SOURCE DATA —

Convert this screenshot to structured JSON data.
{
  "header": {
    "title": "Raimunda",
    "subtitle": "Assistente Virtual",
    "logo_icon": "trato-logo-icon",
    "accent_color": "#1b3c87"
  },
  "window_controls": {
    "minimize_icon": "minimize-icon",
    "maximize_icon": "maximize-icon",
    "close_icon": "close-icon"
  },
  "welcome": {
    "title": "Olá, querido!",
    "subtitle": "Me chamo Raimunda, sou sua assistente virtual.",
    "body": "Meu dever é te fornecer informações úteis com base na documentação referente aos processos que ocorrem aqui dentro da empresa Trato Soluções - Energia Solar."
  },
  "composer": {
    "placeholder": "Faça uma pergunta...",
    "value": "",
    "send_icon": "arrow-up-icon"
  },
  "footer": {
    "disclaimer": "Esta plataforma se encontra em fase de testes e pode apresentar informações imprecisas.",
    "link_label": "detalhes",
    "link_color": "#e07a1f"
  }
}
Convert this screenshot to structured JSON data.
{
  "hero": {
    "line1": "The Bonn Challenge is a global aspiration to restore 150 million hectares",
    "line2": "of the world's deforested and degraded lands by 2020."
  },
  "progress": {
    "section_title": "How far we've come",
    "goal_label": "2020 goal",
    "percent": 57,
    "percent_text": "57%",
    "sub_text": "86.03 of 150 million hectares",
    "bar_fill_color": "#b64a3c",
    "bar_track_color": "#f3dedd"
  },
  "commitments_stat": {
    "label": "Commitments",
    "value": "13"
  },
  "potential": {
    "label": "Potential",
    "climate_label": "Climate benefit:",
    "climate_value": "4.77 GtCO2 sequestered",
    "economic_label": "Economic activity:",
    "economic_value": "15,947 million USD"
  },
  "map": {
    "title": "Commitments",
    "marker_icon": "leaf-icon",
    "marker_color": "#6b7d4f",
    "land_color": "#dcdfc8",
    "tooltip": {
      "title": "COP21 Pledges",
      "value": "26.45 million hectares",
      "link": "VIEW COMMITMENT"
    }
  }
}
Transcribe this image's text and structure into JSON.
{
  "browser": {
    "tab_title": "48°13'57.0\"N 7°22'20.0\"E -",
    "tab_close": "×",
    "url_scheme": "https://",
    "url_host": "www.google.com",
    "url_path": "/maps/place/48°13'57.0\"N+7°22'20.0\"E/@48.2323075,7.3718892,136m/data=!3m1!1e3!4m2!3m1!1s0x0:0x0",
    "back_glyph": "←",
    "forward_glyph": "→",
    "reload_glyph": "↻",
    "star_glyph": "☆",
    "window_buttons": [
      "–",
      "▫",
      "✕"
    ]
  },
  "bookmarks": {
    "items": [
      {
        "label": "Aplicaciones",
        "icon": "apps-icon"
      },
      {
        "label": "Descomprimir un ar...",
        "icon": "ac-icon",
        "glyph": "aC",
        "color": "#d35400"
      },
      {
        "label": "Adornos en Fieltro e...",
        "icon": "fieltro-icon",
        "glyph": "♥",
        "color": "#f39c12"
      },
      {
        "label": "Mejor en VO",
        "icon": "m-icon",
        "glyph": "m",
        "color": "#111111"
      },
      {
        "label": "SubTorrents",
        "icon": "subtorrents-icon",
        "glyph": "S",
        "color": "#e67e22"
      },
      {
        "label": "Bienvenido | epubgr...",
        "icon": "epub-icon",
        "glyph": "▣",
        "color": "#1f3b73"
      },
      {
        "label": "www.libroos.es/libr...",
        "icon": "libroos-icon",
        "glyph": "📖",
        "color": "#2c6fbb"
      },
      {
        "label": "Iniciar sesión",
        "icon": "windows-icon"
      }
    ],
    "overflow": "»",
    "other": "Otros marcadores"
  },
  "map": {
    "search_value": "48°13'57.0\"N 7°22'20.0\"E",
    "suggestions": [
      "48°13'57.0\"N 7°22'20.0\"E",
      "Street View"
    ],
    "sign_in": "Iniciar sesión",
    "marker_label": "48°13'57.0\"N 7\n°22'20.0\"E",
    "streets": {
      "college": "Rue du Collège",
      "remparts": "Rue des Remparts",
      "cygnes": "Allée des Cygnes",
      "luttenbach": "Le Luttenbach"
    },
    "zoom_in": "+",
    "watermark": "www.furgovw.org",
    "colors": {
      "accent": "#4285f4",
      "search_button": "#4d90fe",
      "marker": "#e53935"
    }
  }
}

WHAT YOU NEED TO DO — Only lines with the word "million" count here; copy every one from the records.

ANSWER BOX —
    "line1": "The Bonn Challenge is a global aspiration to restore 150 million hectares",
    "sub_text": "86.03 of 150 million hectares",
    "economic_value": "15,947 million USD"
      "value": "26.45 million hectares",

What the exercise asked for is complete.